What is needed >> Please count the lines below that hold the word "arrow" and give the count without any other text.

[Opening Dataset extract section]

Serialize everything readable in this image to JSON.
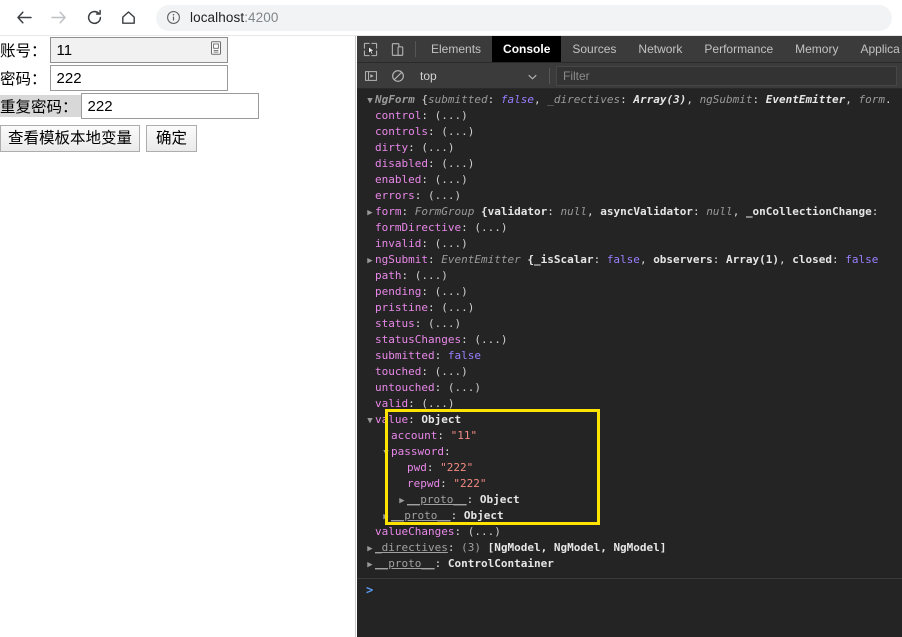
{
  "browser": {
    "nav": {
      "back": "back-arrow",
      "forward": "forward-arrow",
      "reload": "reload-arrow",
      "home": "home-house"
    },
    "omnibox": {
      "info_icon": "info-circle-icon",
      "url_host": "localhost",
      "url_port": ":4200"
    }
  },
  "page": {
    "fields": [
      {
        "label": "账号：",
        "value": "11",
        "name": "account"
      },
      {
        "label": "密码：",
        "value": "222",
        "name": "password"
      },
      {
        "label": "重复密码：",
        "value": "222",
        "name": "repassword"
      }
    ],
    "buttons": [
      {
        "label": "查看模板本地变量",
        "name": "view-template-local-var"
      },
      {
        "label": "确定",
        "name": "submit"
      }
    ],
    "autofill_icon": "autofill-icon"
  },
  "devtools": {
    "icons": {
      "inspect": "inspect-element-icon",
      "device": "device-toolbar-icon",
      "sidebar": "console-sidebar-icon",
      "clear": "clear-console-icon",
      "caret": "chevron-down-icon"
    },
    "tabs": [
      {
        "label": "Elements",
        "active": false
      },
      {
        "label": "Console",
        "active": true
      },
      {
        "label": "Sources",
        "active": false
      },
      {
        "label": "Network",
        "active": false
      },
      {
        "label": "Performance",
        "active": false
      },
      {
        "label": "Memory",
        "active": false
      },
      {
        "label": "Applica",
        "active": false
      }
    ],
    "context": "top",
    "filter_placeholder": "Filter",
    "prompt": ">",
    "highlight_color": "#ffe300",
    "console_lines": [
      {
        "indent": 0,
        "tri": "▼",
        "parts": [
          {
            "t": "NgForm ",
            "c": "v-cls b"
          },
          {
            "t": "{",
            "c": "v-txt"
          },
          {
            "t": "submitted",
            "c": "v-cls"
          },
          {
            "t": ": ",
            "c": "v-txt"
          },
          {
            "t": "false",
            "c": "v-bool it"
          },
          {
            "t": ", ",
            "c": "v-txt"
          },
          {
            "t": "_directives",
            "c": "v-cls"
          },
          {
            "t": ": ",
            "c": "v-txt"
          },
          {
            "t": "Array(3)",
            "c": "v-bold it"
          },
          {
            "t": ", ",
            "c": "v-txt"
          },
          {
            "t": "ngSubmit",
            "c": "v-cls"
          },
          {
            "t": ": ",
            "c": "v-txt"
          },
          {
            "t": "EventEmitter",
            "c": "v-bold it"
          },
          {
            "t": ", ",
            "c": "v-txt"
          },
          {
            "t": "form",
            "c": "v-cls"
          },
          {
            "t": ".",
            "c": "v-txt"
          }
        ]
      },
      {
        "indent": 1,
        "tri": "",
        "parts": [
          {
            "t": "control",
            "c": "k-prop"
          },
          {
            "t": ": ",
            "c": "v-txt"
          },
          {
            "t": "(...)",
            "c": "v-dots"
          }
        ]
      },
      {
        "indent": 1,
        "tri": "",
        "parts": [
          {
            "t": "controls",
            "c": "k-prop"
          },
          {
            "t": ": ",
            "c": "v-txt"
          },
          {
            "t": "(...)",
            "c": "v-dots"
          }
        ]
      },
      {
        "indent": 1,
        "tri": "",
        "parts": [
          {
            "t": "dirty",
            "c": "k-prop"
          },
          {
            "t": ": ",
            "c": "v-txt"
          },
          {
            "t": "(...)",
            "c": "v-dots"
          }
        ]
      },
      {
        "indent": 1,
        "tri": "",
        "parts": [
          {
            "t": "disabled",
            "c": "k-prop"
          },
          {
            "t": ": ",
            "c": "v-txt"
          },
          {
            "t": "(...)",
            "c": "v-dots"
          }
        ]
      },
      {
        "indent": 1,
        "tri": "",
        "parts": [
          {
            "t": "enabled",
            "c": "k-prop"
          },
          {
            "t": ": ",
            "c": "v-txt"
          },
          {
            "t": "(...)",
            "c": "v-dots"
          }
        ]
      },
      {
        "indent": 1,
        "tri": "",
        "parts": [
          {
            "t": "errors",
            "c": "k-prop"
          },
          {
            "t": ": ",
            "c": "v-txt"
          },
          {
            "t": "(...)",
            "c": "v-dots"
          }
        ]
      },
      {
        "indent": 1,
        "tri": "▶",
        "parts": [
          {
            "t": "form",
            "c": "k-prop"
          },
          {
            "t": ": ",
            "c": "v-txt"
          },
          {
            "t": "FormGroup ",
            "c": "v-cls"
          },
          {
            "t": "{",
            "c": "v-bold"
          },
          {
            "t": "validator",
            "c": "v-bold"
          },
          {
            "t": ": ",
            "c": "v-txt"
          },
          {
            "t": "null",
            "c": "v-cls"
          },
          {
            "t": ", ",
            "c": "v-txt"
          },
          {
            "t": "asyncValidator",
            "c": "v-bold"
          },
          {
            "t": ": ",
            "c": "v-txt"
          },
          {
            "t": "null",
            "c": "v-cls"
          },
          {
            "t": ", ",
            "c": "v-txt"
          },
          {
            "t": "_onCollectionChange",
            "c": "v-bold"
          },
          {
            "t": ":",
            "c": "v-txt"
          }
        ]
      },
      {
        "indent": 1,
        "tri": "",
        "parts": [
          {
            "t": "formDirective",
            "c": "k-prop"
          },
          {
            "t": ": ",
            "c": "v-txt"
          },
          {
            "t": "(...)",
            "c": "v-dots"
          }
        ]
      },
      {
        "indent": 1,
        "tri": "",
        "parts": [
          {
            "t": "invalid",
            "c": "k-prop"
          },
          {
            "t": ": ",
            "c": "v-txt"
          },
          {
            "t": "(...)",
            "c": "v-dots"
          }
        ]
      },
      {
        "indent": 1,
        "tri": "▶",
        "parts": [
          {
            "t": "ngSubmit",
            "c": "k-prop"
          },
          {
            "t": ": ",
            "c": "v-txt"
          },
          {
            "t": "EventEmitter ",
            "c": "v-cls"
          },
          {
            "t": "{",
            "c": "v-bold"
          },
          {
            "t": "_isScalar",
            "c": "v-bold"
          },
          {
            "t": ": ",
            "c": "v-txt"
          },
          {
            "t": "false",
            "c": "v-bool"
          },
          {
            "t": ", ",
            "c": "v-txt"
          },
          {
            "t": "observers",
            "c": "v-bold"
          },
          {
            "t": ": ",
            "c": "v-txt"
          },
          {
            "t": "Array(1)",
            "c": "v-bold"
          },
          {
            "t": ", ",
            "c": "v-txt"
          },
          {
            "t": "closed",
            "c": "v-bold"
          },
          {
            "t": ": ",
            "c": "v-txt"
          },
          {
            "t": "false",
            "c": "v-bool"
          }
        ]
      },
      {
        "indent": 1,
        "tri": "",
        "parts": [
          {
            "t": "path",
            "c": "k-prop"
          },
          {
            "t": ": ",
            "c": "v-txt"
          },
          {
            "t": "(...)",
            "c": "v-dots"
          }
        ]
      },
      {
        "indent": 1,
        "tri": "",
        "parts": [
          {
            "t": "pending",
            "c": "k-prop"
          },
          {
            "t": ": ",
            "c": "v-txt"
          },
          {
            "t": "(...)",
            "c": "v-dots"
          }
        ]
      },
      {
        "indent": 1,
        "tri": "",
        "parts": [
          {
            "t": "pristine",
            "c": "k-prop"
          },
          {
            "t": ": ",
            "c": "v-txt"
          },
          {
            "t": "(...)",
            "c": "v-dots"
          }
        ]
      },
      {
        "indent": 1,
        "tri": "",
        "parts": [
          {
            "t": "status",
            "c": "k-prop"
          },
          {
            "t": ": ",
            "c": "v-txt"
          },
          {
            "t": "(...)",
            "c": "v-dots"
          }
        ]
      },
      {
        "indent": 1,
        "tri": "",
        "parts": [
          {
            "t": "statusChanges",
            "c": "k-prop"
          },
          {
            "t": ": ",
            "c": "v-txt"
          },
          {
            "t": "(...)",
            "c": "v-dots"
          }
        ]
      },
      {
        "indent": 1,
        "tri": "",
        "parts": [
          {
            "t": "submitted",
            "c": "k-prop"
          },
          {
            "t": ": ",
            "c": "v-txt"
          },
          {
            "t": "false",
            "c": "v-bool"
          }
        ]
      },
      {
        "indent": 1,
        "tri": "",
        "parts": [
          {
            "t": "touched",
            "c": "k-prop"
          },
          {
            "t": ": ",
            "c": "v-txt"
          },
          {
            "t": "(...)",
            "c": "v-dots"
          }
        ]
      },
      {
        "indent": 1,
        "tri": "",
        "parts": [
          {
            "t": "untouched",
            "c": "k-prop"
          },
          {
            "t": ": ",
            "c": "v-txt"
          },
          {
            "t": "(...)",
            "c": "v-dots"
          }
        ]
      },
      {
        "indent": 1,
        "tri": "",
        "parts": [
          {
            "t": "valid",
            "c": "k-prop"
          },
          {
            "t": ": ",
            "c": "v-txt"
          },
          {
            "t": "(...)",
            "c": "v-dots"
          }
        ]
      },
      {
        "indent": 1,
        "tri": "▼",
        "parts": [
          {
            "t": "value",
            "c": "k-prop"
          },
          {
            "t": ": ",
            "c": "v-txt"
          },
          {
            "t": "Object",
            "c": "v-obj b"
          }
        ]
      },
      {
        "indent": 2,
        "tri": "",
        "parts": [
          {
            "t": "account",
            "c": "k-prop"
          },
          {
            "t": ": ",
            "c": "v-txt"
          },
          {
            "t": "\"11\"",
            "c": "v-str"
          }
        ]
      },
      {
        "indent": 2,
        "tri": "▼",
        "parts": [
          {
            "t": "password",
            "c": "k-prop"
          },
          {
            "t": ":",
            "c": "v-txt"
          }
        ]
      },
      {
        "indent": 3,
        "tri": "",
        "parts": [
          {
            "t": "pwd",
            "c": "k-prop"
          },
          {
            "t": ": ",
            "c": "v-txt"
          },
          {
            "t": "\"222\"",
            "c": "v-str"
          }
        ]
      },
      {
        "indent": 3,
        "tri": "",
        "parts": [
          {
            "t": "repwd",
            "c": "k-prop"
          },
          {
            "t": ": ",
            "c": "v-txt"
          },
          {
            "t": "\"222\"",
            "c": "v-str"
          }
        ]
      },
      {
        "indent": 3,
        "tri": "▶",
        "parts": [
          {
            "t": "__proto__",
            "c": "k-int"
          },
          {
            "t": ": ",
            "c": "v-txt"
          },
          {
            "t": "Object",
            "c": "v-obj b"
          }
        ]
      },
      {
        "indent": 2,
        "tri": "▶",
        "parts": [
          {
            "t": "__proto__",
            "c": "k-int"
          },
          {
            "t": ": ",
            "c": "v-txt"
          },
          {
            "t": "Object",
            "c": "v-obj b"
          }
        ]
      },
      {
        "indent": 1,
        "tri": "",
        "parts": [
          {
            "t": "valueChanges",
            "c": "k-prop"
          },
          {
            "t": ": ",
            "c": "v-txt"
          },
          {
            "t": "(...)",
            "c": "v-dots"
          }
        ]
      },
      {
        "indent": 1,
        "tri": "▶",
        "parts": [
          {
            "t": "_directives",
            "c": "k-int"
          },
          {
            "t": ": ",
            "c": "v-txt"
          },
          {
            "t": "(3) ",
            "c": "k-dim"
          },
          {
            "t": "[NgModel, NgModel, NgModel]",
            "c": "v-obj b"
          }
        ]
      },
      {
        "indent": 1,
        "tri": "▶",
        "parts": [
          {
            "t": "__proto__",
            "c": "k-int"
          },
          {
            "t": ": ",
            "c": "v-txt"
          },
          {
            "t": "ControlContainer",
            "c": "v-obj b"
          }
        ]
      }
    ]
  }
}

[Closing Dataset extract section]

Task result >> 3